Cafe Voices is just one event among many. Daniel Abercrombie, Programme & Events Manager, puts it in context: ‘Throughout the programme there is a sense of community, friendship and fun. There is language and love, Shakespeare and Burns, African mythology and Indian reflections. There is Gaelic culture and Falkirk culture, questions of mortality and self-discovery, strong female narratives and poetry of the heart. There is human interaction here. The story is told eye to eye, mind to mind and heart to heart’.
Be they fact or fiction, stories have the power to enchant, inspire and thrill, but like a joke, if not told properly, their impact can be lost and the art of telling, if not practised, can wither away. This is why the Centre is such an important national treasure. Safeguarding this heritage, Traditional Arts and Culture Scotland (TRACS) was formed in 2012 as a collaborative body that brings together and represents traditional music, storytelling and dance.
So how is ‘tradition’ understood in this context? Gary West, Chair of TRACS, draws on the ideas of Hamish Henderson, an intellectual often referred to as the greatest Scottish poet since Burns. West maintains that ‘tradition is a carrying stream, flowing through time and picking up new ideas on its way. It is not a stagnant pool or a mere moribund memory, but is constantly being reshaped and renewed. It does so because its practitioners listen and respond to that which has gone before, yet enjoy the freedom to move it forward on their own terms. Tradition, then, is a story, learned from the past, told in the present, but looking to the future’.
Three years ago storytelling as an art form was something I knew very little about. Thanks to the Centre I am now better informed and have enjoyed listening to delightful tales and meeting fascinating people. For visitors, it provides the opportunity to indulge momentarily in the rare art form that it highlights. For locals it is a year-round source of entertainment that preserves and promotes the very heart of cultures.

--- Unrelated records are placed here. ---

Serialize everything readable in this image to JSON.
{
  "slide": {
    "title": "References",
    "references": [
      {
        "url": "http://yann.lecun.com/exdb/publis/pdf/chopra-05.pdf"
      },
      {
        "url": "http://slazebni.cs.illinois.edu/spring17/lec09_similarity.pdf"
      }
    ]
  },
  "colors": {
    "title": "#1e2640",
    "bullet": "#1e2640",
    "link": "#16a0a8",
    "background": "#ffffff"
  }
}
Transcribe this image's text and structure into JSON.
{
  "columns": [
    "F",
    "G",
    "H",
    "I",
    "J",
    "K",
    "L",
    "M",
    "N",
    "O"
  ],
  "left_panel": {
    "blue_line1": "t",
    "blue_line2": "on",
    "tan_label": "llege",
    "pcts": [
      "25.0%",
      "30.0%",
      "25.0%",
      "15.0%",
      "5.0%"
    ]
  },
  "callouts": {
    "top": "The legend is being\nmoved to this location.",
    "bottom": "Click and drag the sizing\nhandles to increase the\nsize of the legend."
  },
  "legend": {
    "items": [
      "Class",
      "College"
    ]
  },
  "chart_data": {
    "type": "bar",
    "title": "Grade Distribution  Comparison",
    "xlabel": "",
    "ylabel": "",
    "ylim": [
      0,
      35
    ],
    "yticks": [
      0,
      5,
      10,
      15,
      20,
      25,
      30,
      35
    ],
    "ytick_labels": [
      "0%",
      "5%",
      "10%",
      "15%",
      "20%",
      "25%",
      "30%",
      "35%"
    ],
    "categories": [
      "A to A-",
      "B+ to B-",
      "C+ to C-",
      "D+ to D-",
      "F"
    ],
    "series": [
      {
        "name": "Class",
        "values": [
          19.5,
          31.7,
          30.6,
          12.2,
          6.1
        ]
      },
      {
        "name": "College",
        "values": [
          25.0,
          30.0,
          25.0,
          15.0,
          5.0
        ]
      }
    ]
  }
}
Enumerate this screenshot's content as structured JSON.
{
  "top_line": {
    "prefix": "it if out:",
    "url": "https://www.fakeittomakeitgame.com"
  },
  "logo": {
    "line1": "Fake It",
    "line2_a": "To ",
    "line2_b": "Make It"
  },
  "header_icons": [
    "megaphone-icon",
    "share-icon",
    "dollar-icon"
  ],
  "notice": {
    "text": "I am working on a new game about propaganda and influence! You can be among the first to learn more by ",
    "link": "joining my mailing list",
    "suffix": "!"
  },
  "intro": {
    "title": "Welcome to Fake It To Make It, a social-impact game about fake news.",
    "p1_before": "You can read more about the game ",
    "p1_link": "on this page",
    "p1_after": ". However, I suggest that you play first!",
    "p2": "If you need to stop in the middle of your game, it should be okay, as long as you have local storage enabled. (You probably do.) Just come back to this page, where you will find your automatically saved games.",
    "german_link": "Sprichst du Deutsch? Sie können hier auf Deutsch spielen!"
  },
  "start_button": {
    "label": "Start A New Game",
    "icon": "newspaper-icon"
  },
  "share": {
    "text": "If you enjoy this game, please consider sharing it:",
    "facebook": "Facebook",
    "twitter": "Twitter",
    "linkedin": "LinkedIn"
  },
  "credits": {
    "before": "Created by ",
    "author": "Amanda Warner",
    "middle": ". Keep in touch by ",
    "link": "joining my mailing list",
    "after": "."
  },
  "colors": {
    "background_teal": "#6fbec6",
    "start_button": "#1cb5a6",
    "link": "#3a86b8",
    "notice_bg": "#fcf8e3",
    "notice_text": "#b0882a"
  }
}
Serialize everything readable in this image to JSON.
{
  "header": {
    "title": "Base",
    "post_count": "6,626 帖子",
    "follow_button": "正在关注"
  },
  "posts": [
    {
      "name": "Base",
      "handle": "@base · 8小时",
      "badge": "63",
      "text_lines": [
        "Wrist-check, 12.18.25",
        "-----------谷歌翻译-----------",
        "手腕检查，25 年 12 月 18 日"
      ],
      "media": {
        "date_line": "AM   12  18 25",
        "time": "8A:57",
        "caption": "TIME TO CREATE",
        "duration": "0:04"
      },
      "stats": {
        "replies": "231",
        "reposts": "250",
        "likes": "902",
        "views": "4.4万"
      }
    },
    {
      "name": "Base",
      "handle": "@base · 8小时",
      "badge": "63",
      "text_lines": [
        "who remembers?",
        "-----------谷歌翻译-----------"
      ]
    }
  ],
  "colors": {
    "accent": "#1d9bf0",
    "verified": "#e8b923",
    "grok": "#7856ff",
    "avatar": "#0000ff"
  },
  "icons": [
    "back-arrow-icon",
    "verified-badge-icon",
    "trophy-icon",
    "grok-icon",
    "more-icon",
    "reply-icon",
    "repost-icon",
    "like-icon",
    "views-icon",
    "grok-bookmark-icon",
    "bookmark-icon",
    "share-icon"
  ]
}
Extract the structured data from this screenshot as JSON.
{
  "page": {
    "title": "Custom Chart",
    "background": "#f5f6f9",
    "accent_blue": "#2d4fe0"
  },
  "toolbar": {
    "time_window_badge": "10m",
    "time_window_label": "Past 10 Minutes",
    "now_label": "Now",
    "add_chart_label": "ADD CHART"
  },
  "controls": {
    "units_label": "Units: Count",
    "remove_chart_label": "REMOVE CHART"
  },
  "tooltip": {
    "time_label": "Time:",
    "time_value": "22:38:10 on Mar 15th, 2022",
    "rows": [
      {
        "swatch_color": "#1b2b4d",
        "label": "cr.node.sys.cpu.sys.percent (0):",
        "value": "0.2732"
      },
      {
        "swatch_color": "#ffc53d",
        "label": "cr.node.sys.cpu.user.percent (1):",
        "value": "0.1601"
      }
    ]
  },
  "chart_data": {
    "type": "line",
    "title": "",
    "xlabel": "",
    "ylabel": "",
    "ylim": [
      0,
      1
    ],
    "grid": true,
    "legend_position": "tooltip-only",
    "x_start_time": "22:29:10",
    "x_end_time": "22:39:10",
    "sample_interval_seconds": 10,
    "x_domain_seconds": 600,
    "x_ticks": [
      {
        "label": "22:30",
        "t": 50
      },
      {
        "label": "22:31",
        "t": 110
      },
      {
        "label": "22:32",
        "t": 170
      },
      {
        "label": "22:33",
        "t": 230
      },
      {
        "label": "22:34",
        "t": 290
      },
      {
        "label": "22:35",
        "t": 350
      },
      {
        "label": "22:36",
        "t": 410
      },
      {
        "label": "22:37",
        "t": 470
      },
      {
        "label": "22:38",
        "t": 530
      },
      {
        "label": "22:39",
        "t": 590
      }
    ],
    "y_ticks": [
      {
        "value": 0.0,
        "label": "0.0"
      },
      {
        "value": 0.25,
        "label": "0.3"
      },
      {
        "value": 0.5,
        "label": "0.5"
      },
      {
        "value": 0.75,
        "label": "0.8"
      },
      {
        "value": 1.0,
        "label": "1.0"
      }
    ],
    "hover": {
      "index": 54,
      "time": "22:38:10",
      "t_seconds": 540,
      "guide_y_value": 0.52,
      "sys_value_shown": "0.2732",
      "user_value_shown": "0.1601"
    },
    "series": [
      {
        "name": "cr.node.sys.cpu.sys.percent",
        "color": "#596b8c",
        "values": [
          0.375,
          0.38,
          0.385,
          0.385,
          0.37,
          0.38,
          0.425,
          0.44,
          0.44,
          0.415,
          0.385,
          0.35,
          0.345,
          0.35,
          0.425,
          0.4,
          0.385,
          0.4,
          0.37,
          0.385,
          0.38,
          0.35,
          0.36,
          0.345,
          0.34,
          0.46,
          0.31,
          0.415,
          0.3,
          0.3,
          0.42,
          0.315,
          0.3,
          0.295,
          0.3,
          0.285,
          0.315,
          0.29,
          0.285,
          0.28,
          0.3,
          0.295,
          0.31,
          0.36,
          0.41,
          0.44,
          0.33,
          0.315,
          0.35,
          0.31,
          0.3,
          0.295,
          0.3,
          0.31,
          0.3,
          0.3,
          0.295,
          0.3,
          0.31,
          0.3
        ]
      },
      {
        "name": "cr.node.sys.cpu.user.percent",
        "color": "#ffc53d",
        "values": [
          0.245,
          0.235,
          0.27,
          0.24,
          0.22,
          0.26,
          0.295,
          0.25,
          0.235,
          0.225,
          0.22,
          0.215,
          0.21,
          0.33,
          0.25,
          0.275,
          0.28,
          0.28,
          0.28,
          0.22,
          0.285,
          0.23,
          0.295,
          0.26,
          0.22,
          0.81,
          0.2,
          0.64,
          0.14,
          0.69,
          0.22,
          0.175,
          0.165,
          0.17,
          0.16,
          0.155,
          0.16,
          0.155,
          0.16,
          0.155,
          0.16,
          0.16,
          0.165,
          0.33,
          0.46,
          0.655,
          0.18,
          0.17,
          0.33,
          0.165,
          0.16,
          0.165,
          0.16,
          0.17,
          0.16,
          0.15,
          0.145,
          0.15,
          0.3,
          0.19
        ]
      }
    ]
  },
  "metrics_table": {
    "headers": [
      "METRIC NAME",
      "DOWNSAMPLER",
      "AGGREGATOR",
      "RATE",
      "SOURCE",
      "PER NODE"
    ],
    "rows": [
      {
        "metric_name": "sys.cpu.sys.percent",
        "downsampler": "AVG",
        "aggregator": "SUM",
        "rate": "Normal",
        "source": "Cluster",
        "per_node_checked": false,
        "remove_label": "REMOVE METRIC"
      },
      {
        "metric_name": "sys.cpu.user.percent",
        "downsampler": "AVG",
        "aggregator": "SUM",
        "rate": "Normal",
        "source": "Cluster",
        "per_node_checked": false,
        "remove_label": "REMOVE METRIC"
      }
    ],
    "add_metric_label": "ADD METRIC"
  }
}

As Sue Monk Kidd said, ‘Stories have to be told or they die, and when they die we can't remember who we are or why we're here’. So if ever you are feeling lost in life, make your way to the Scottish Storytelling Centre where you might just discover the stimulus to restore your memory and give fresh meaning to your existence.